The Moral Lesson

Sadness isn't a useless emotion. We shouldn't put down people who always talk too negatively. I know it's just Joy and Sadness playing their role as their name implies, but this also applies to all of us and not just the little voices in our heads. We don't have to be happy all the time, contrary to what television or the mass media tells us to be. We don't always have to force ourselves to be happy for the sake of others. Only those who truly understand that we have to be sad sometimes are the people who understand us the most. 

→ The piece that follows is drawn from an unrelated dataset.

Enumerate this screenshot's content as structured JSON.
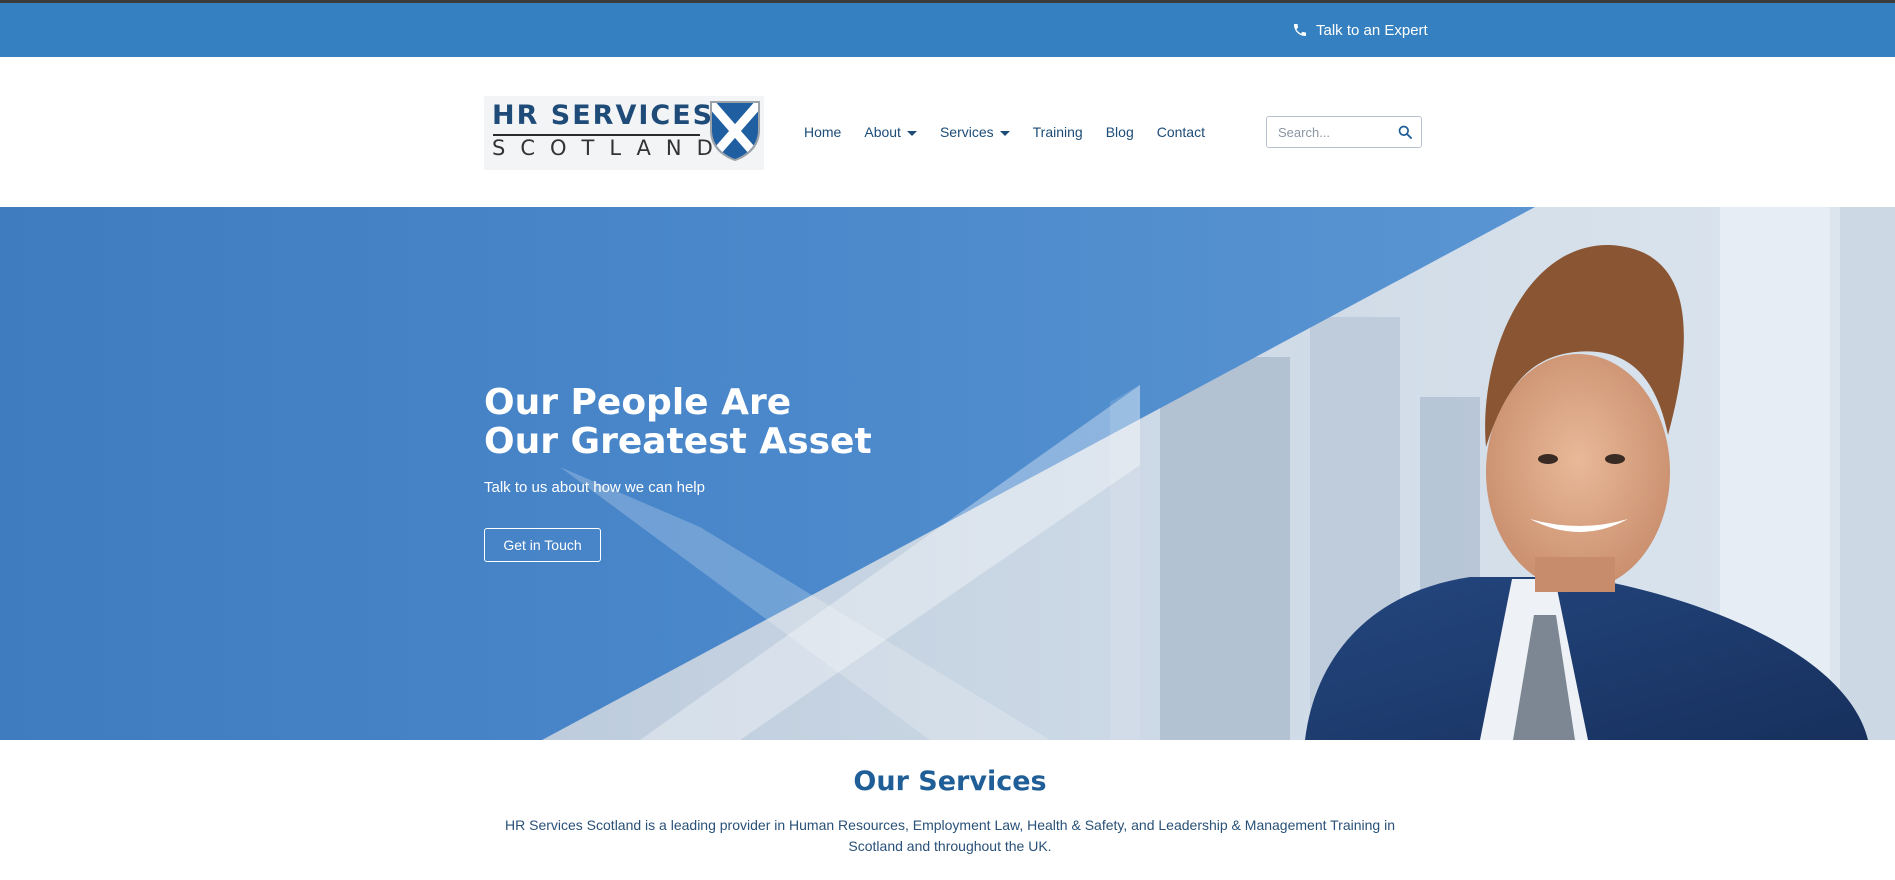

I've experienced this countless of times, since I get sad a lot and I'm a very negative person in general. I guess it's more like, some people see the world differently, so you shouldn't judge others. Sadness is trying to be happy like Joy but the latter isn't even bothering to get her tears to fall out, because she IS Joy, after all. I think Joy represents the part of us that masquerades ourselves from the sadness that we're always hiding from others, and this movie tells us that we should value sadness in equal to happiness, just as a piano has black and white keys.

The Conclusion

So yeah, I really have a long say about this, along with the imaginary friend thing. Bottom line of the movie: reality may be a really harsh bastard slammed to our faces but just masking ourselves with "false happiness" will not do the trick, because it's only temporary. Being emo isn't a bad thing. In fact, emo people sometimes see clearer than people who are trying to be happy but have hidden sadness within. Don't let other people's pressure get into you, because being sad is normal for any human being. All our emotions must be balanced as much as possible and that could make us a really great person in the end.

And to Bing Bong, to Ciel Anthony Simon, to Allen Peterson, to Hibiki Kurobu, to Arlyn Reyes, to Kazuki Kanagawa, to all my 500+ OCs and to all the imaginary existences that exist in our heads and in our hearts . . .

. . . may we go to the moon (or Enidouka) someday together with some of our real world friends. ' v '

No comments: